Speaking Bluntly


Arts & Culture


Colette in 1907.

Two letters from Colette, who was born on this day in 1873, to her friend Marguerite Moreno.


Rozven, mid-September 1924

… I should like to talk earnestly to you about your copy for Les Annales. You still do not have quite the right touch. You lack the seeming carelessness which gives the “diary” effect. For the most part you have approached your gentlemen as though they were so many subjects assigned in class … For one portrait which works—Jarry—there are two others—Proust and Iturri, say—who don’t. They are just not sufficiently alive!

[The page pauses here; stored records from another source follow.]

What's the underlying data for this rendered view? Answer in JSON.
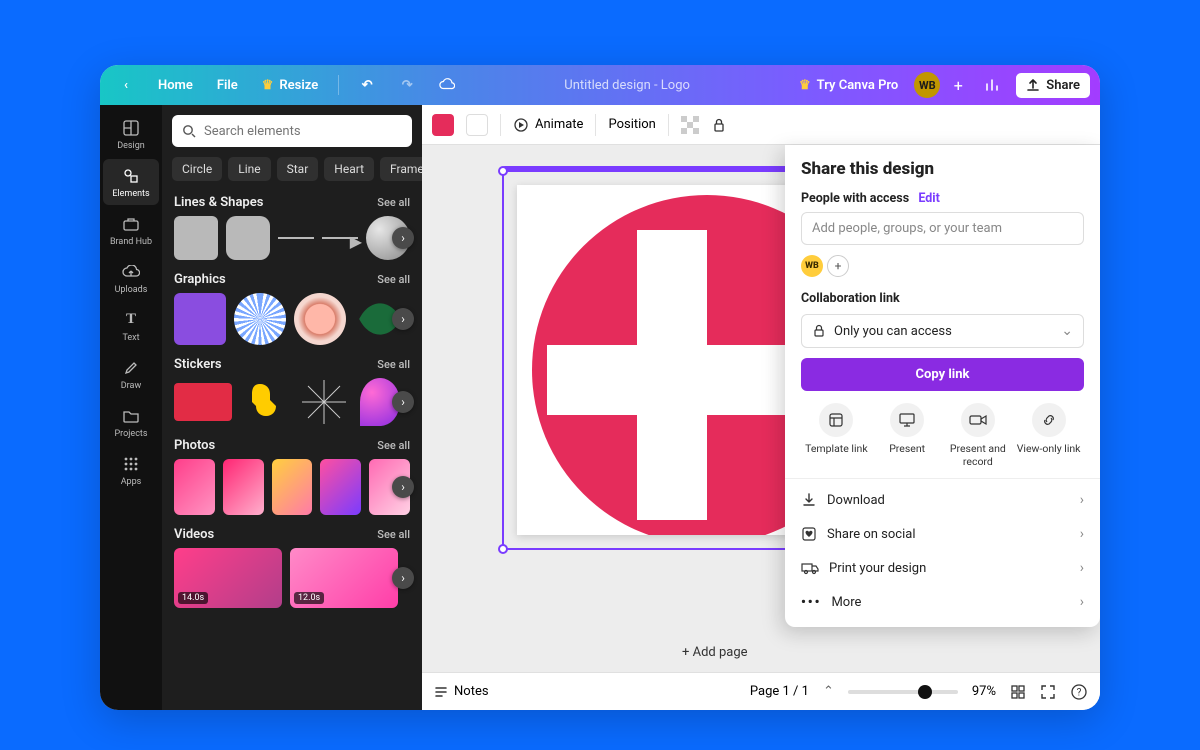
{
  "topbar": {
    "home": "Home",
    "file": "File",
    "resize": "Resize",
    "title": "Untitled design - Logo",
    "try_pro": "Try Canva Pro",
    "avatar": "WB",
    "share": "Share"
  },
  "rail": [
    {
      "label": "Design"
    },
    {
      "label": "Elements"
    },
    {
      "label": "Brand Hub"
    },
    {
      "label": "Uploads"
    },
    {
      "label": "Text"
    },
    {
      "label": "Draw"
    },
    {
      "label": "Projects"
    },
    {
      "label": "Apps"
    }
  ],
  "panel": {
    "search_placeholder": "Search elements",
    "chips": [
      "Circle",
      "Line",
      "Star",
      "Heart",
      "Frame"
    ],
    "sections": {
      "lines": {
        "title": "Lines & Shapes",
        "seeall": "See all"
      },
      "graphics": {
        "title": "Graphics",
        "seeall": "See all"
      },
      "stickers": {
        "title": "Stickers",
        "seeall": "See all"
      },
      "photos": {
        "title": "Photos",
        "seeall": "See all"
      },
      "videos": {
        "title": "Videos",
        "seeall": "See all",
        "durations": [
          "14.0s",
          "12.0s"
        ]
      }
    }
  },
  "ctx": {
    "animate": "Animate",
    "position": "Position"
  },
  "canvas": {
    "add_page": "+ Add page"
  },
  "footer": {
    "notes": "Notes",
    "page": "Page 1 / 1",
    "zoom": "97%"
  },
  "share": {
    "title": "Share this design",
    "people_label": "People with access",
    "edit": "Edit",
    "add_people_placeholder": "Add people, groups, or your team",
    "avatar": "WB",
    "collab_label": "Collaboration link",
    "access_option": "Only you can access",
    "copy": "Copy link",
    "quick": [
      {
        "label": "Template link"
      },
      {
        "label": "Present"
      },
      {
        "label": "Present and record"
      },
      {
        "label": "View-only link"
      }
    ],
    "actions": {
      "download": "Download",
      "social": "Share on social",
      "print": "Print your design",
      "more": "More"
    }
  }
}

I am speaking to you now just as bluntly as I would speak to myself … You, who are magic itself when it comes to oral storytelling, lose most of your effects when you come to write. You leave out the color. For instance, your Proust—pages 3, 4, 5. If you were talking to me, this scene would be stunning. But in your written version what do I find? “Madame A. had a critical mind and brought ruthless judgments to bear … a chorus of flatterers agreed … the conversation took a bitter turn … mocking exclamations, derisive remarks,” etc. Do you realize that in all that not one word makes me see and hear what you’re talking about? If you were telling me this in person, you would paint old Madame A. and her husband, Papa Anatole France, and the whole company in fifteen lines. You would transform your “untethered mischiefmaking” into a single line of dialogue, of heard conversation, and it would all come alive. No mere narration, for God’s sake! Concrete details and colors! And no need of summing up! I don’t give a damn whether or not you ask Proust’s pardon for having misunderstood him. Nor do I care whether or not Sardou was “one of the kings of the contemporary stage”! Do you see? And the same goes for Iturri. A “charming and delicate dinner party”—“a conversation which wandered from one subject to another”—what are you showing me with phrases like these? But nothing! Paint me a décor, with real guests and the food they are eating! Otherwise, it’s all dead! In spite of yourself, you’re thinking of Madame Brisson. And I forbid you to do so! Liberate yourself! And try, oh my dear heart, do try to conceal from us the fact that you loathe writing. Try also to pardon me for throwing all this on paper so hastily. I must dash. Write me at Blvd. Suchet. I love you, I hug you, and I am determined that you shall write “marvelous” things, do you hear? My paw to Pierre.

Paris, June 14, 1926

I’m told you’ve been working ten hours a day and I hope this isn’t true. If it is, I cannot sympathize enough. Scratching paper is such a somber battle. There are no witnesses, no one else in your corner, no passion. And all the while, waiting outside, there are your blue springs, the very cries of your peacocks, and the fragrance of the air. It’s very sad.


Translated from French by Robert Phelps, 1980.

Dan Piepenbring is the web editor of The Paris Review.